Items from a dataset
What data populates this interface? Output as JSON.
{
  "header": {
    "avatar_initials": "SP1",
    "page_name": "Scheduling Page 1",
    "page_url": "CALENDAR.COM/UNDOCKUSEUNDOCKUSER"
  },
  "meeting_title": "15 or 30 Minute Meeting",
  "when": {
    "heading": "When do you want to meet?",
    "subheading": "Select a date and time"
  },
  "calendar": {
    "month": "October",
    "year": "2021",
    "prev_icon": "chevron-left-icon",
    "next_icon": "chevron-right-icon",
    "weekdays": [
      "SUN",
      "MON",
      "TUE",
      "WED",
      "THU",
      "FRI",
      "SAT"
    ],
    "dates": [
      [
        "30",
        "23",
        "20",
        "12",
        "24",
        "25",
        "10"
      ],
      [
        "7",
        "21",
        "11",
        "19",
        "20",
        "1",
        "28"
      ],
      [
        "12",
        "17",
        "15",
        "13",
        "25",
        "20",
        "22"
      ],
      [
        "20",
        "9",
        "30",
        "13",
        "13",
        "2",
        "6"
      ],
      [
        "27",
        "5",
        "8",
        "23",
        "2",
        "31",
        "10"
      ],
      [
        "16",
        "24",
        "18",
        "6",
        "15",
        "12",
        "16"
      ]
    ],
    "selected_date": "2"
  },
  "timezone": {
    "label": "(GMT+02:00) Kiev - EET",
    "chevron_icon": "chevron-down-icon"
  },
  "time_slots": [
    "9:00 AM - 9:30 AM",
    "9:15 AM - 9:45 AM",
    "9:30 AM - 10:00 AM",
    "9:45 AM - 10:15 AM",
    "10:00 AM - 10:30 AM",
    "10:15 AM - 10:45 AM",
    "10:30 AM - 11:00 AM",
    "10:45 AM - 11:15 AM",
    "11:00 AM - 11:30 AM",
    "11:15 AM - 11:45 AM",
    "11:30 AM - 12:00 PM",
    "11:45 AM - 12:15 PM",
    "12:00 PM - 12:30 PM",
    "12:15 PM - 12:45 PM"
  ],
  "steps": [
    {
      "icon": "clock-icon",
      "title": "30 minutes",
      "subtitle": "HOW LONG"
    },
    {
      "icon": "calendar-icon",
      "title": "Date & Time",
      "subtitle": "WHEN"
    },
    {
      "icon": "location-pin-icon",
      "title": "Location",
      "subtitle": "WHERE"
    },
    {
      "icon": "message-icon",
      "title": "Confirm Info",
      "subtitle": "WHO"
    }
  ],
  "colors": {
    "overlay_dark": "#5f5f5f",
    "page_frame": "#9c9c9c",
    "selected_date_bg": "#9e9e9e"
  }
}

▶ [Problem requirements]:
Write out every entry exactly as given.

▶ [Answer to this problem]:
What data populates this interface? Output as JSON.
{
  "header": {
    "avatar_initials": "SP1",
    "page_name": "Scheduling Page 1",
    "page_url": "CALENDAR.COM/UNDOCKUSEUNDOCKUSER"
  },
  "meeting_title": "15 or 30 Minute Meeting",
  "when": {
    "heading": "When do you want to meet?",
    "subheading": "Select a date and time"
  },
  "calendar": {
    "month": "October",
    "year": "2021",
    "prev_icon": "chevron-left-icon",
    "next_icon": "chevron-right-icon",
    "weekdays": [
      "SUN",
      "MON",
      "TUE",
      "WED",
      "THU",
      "FRI",
      "SAT"
    ],
    "dates": [
      [
        "30",
        "23",
        "20",
        "12",
        "24",
        "25",
        "10"
      ],
      [
        "7",
        "21",
        "11",
        "19",
        "20",
        "1",
        "28"
      ],
      [
        "12",
        "17",
        "15",
        "13",
        "25",
        "20",
        "22"
      ],
      [
        "20",
        "9",
        "30",
        "13",
        "13",
        "2",
        "6"
      ],
      [
        "27",
        "5",
        "8",
        "23",
        "2",
        "31",
        "10"
      ],
      [
        "16",
        "24",
        "18",
        "6",
        "15",
        "12",
        "16"
      ]
    ],
    "selected_date": "2"
  },
  "timezone": {
    "label": "(GMT+02:00) Kiev - EET",
    "chevron_icon": "chevron-down-icon"
  },
  "time_slots": [
    "9:00 AM - 9:30 AM",
    "9:15 AM - 9:45 AM",
    "9:30 AM - 10:00 AM",
    "9:45 AM - 10:15 AM",
    "10:00 AM - 10:30 AM",
    "10:15 AM - 10:45 AM",
    "10:30 AM - 11:00 AM",
    "10:45 AM - 11:15 AM",
    "11:00 AM - 11:30 AM",
    "11:15 AM - 11:45 AM",
    "11:30 AM - 12:00 PM",
    "11:45 AM - 12:15 PM",
    "12:00 PM - 12:30 PM",
    "12:15 PM - 12:45 PM"
  ],
  "steps": [
    {
      "icon": "clock-icon",
      "title": "30 minutes",
      "subtitle": "HOW LONG"
    },
    {
      "icon": "calendar-icon",
      "title": "Date & Time",
      "subtitle": "WHEN"
    },
    {
      "icon": "location-pin-icon",
      "title": "Location",
      "subtitle": "WHERE"
    },
    {
      "icon": "message-icon",
      "title": "Confirm Info",
      "subtitle": "WHO"
    }
  ],
  "colors": {
    "overlay_dark": "#5f5f5f",
    "page_frame": "#9c9c9c",
    "selected_date_bg": "#9e9e9e"
  }
}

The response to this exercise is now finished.